It was the day after Hassan Khalif Shire Ali killed Sisto Malaspina and injured two other people in Bourke St and the eve of Remembrance Day.
Sadness was close to the surface when people gathered to open a Remembrance Garden in Port Melbourne. The Garden is a community initiated, Council supported project to mark the end of the Anzac Centenary.
The Remembrance Garden adds yet another layer to the evolving place of North Port, a carpark only a decade ago.
The low stone walls built by Jack Gould define the space. The peppercorn tree has moved from an incidental feature to the centrepiece. The garden beds are thickly planted with rosemary. Three trees will be the living memorials – elm, pine and wattle.
An interpretation panel is well placed to catch the eye of passers by.
The garden is not didactic in any way. It is open to interpretation and welcomes all reflections.
How fitting it was to learn from Monash’s great grandson Michael Bennett that Monash loved gardens and that thoughts of his own garden sustained him when he was away from home for so long.
Hand crafted poppies made by local groups expressed the community contribution to the Garden – ‘a garden by the people, for the people’ as Mayor Voss described it. At the warm invitation of the Mayor, the Garden was declared open by the acclamation of those present.
The following day was Armistice Day. David Thompson tells us how the news was received in Port:
“About 7.30pm on Monday 11 Nov 1918, around the time the Bay steamers were returning from their day’s excursion, the news that Germany had signed the armistice reached the port. Suddenly a ‘powerful whistle on the Port Melbourne shore echoed across the Bay’1 and for the next half hour the Bayside resounded to the grand chorus of sirens and ship’s whistles. In anticipation of Germany’s surrender, many of the shipping companies had displayed bunting and pennants during the day.
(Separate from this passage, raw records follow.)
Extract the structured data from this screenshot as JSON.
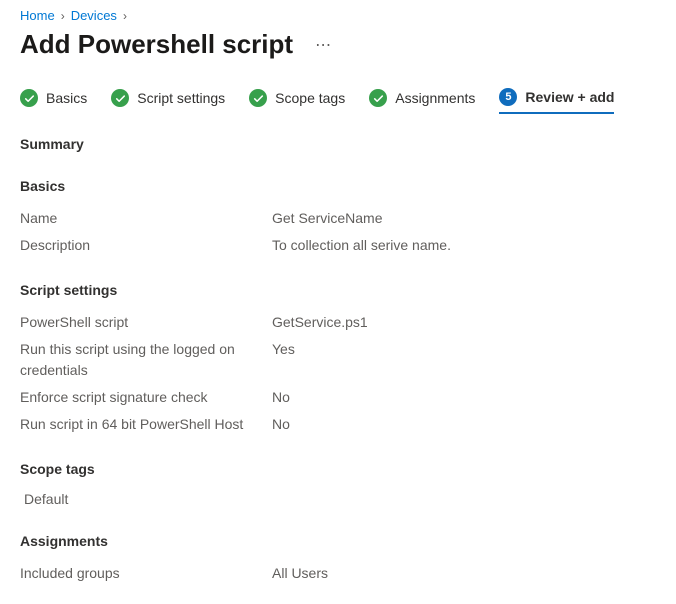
{
  "breadcrumb": {
    "item1": "Home",
    "item2": "Devices"
  },
  "page_title": "Add Powershell script",
  "more_actions": "⋯",
  "wizard": {
    "step1": "Basics",
    "step2": "Script settings",
    "step3": "Scope tags",
    "step4": "Assignments",
    "step5_num": "5",
    "step5": "Review + add"
  },
  "summary_header": "Summary",
  "basics": {
    "header": "Basics",
    "name_label": "Name",
    "name_value": "Get ServiceName",
    "desc_label": "Description",
    "desc_value": "To collection all serive name."
  },
  "script": {
    "header": "Script settings",
    "ps_label": "PowerShell script",
    "ps_value": "GetService.ps1",
    "cred_label": "Run this script using the logged on credentials",
    "cred_value": "Yes",
    "sig_label": "Enforce script signature check",
    "sig_value": "No",
    "host64_label": "Run script in 64 bit PowerShell Host",
    "host64_value": "No"
  },
  "scope": {
    "header": "Scope tags",
    "value": "Default"
  },
  "assignments": {
    "header": "Assignments",
    "inc_label": "Included groups",
    "inc_value": "All Users"
  }
}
By 8 o’clock, passengers arriving in Bay Street on the tram from the city were spreading the news that cable messages confirming the armistice had arrived in Melbourne.”
While the mayor, Cr Gill, met with representatives from local organisations to plan for a reception sounds of the ringing of handbells and the chorusing of youths marching along the streets could be heard.
“Flags were hoisted over all manufacturing establishments and trading houses in the town, as well as the banks. Every house was decked with flags. Ships in the Bay were lined with streamers of bunting’.8
The municipal electric foreman, Mr Frank Winwood, and his staff had decorated the Town Hall with horizontal bands of red, white and blue lights with lamps tracing the lines of the building from the base to the top of the tower where a large blue globe crowned the illuminations.“
Read David Thompson’s full account of the Armistice in Port The End of the War – Hostilities Cease at Port Melbourne World War One Centenary, a project of the Port Melbourne Historical and Preservation Society.
The Remembrance Garden was partly funded through the Federal Government’s Anzac Centenary grants programme.
Note: There will be further disturbance of the newly created Garden to allow for major gasworks
Janet Bolitho represented the Port Melbourne Historical & Preservation Society on the City of Port Phillip’s World War 1 Community Commemoration Committee